From the definition, the Industrial IT domain is an integrated set of ICT systems. System integration means the necessity of the information exchange between them (the nodes of a common domain). ICT systems are recognized as a typical measure of processing information. The main challenge of deploying an Industrial IT solution is that information is abstract – it is knowledge describing a situation in the selected environment, e.g. temperature in a boiler, a car speed, an account balance, etc. Unfortunately machines cannot be used to process abstraction. It is also impossible to transfer abstraction from one place to another.
Fortunately, there is a very simple solution to address that impossibility, namely the information must be represented as binary data. In consequence, we can usually use both ones as interchangeable terms while talking about ICT systems. Unfortunately, these terms must be distinguished in the context of further discussion on the complex data, because before stepping forward we must be aware of the fact that the same information could have many different but equivalent representations – different binary patterns. For example, having interconnected system A and system B, system A can use one representation, but system B another one. Moreover, to integrate them, the transferred stream of bits may not resemble any of the previous ones. It should be nothing new for us, as it is obvious that the same information written as a text in regional newspapers in English, German, Polish, etc. does not resemble one another.
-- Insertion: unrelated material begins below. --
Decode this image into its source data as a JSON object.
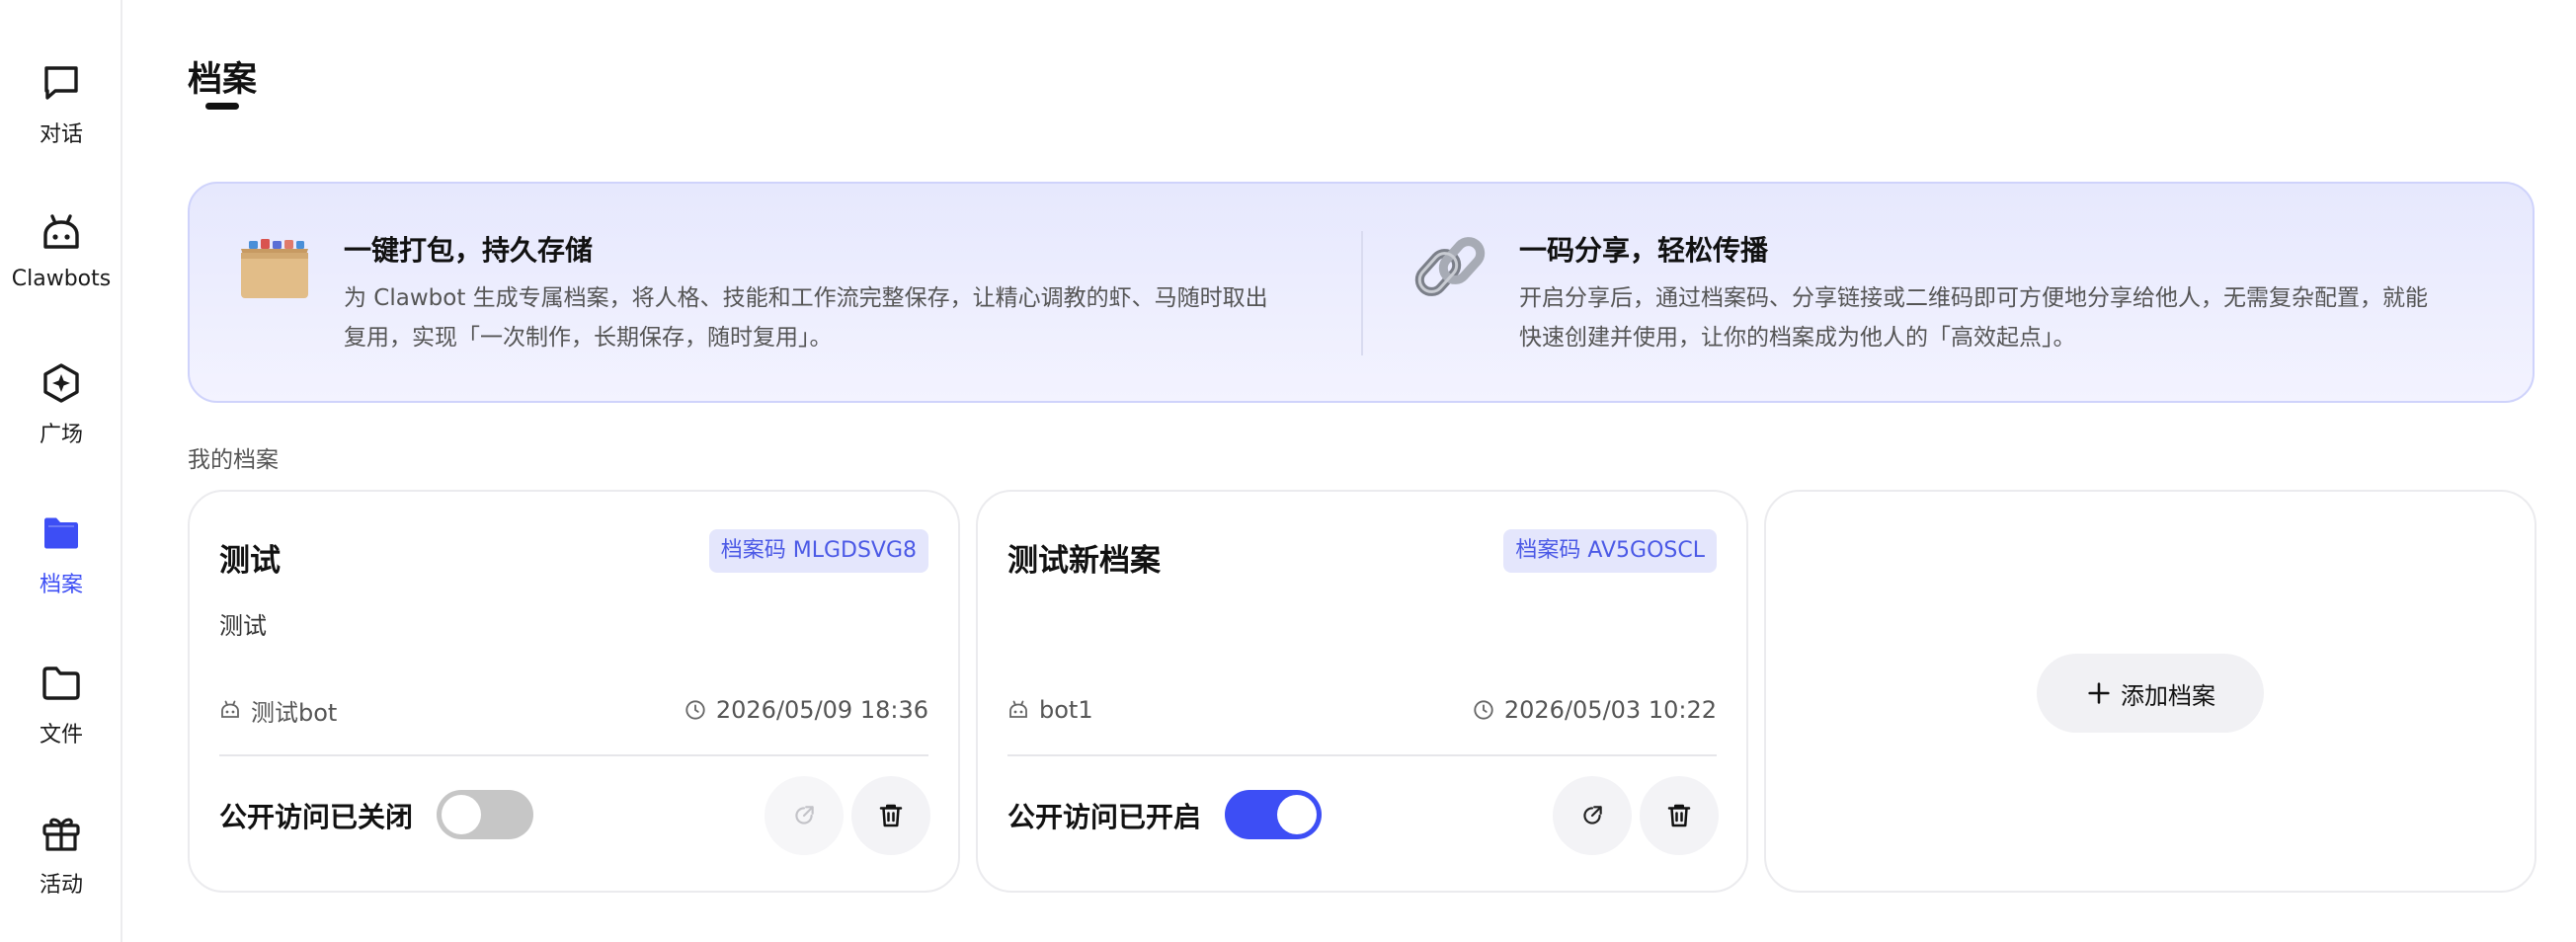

To understand a newspaper we must learn the appropriate language. To understand the binary data we must have defined a data type – a description how to create an appropriate bits pattern. Simplifying, the data type determines a set of valid values and rules needed to assign the information (understand the data) to a selected bits pattern. Therefore, to make two systems interoperable, apart from communication, they should be prepared – integrated to be able to consume data from each other, and so communication is only a prerequisite for interoperability.
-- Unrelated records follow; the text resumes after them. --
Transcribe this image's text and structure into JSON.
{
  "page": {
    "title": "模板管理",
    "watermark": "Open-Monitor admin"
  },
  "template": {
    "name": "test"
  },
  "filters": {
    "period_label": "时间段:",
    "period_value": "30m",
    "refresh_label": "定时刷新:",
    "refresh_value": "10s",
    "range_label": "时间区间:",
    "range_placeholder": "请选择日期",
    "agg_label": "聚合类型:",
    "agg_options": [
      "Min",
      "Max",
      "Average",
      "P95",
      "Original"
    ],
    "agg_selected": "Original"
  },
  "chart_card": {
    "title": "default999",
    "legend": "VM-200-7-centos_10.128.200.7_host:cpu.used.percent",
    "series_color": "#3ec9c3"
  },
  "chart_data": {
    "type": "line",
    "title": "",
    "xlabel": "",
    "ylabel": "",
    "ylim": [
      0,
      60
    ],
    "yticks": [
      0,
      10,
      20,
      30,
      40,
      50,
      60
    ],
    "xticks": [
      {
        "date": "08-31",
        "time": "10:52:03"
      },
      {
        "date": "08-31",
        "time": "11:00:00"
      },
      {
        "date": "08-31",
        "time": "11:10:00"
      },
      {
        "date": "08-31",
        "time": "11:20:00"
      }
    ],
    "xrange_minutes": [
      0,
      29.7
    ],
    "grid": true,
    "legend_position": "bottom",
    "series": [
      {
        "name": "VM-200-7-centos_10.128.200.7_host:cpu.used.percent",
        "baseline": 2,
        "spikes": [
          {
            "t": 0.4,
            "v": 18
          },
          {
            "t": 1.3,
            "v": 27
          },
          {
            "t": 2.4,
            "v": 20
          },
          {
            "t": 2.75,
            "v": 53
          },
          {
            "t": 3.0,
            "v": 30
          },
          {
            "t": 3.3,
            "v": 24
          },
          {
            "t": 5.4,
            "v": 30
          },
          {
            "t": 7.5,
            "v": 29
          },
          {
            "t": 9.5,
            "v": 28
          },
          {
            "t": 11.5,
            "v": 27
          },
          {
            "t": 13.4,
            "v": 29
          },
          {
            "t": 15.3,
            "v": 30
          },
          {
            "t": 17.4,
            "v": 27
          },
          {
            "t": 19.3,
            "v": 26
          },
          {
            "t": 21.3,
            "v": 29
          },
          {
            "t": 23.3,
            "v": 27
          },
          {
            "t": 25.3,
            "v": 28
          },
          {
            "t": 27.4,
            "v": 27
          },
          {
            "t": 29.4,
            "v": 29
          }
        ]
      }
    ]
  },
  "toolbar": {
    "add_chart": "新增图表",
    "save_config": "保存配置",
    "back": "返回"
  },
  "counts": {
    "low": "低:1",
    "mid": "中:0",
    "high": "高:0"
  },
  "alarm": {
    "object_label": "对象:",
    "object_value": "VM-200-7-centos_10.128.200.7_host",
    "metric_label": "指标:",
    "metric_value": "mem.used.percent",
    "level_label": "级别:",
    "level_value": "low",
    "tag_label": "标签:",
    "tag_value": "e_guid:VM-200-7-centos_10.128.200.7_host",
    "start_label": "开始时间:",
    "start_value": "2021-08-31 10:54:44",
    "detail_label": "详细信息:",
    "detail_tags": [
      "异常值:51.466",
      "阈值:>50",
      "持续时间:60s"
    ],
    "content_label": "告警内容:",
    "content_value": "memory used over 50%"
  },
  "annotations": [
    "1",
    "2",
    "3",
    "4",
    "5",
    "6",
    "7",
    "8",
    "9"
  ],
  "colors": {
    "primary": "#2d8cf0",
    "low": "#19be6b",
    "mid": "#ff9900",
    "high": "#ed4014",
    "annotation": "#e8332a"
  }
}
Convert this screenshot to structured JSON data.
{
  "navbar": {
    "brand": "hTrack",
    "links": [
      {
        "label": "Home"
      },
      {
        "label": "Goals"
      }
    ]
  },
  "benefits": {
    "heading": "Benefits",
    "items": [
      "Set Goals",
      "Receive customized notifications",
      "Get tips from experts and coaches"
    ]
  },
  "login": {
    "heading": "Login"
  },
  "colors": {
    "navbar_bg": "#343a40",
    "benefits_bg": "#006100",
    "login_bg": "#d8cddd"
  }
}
The type is usually not enough to make the data meaningful. Referring to the above example the newspaper name (i.e. the location where the information came from) and timestamp (a single point in time when the information was valid) are attributes of the text that is representation of the information.
To have a similar ability to add common attributes to the representations of many information entities at the same time the complex data types must be used. Complex in this context means that the data type must additionally define a relationship between the components of the binary data, i.e. how to selectively get a component of the complex data.
The OPC UA offers two well-known and widely used relationships:
Arrays – components are indexed and all components must have a common data type.
Structures – components are named and components may have different data types.
Anyway, indexes and names must be unambiguous, and a complex data type has the responsibility to provide a precise definition of them, i.e. selectors of the components.
The complex data has a very important feature, namely all components are considered to be consistent with one another. For example, if we need to represent time at least three components must be distinguished: hour, minute, and second. In this case, even if there is no need to add any attribute to the binary data it must be consistent, i.e. it has to represent information in a single point in time. Other criteria for describing the data consistency could also be applied.
On the other hand using complex data simplifies data integrity if there is a need to store or transfer it. If intermediaries are present, the initial data creator and the ultimate consumer need to trust those intermediaries to help provide end-to-end data integrity, because each hop is processed separately. Thus, using complex data it can be processed and transferred as one item what finally mitigates any risk of integrity compromising.
Using the data type definitions to describe information exposed by a server allows:
Development against type definition.
Unambiguous association of the information with the data.
Having defined types in advance, clients may provide dedicated functionality, e.g. displaying the information in the context of specific graphics.
Typical scenarios can be recognized when we can define appropriate complex data types in advance. The OPC UA offers a variety of standard types ready to be used in common cases. If this out of the box set is not capable of fulfilling more demanding needs users may define custom data types. The OPC UA allows servers to provide data type definitions. The type definitions may be abstract, and may be inherited by new types to reflect polymorphism. They may be of generic use or they may be application domain specific. Custom types must have a globally unique identifier, which can be used to identify the authoring organization responsible for that type definition.
If the data publisher – an OPC UA server is not running in an environment capable of creating the complex data there must be taken special precaution to fabricate it if required. An example of this scenario is a standalone OPC UA server pooling data from plant floor devices using a custom protocol, e.g. MODBUS. If that is the case the protocol used to gather process data is usually not data complex aware. Reading and writing the data is accomplished using REQUEST/RESPONSE frame pairs. Moreover, one request can be used to read a set of values that has the same simple type only. The fabrication is an operation that uses group of requests to gather components and embeds them into a single value of a selected complex data type. It is optional server capability.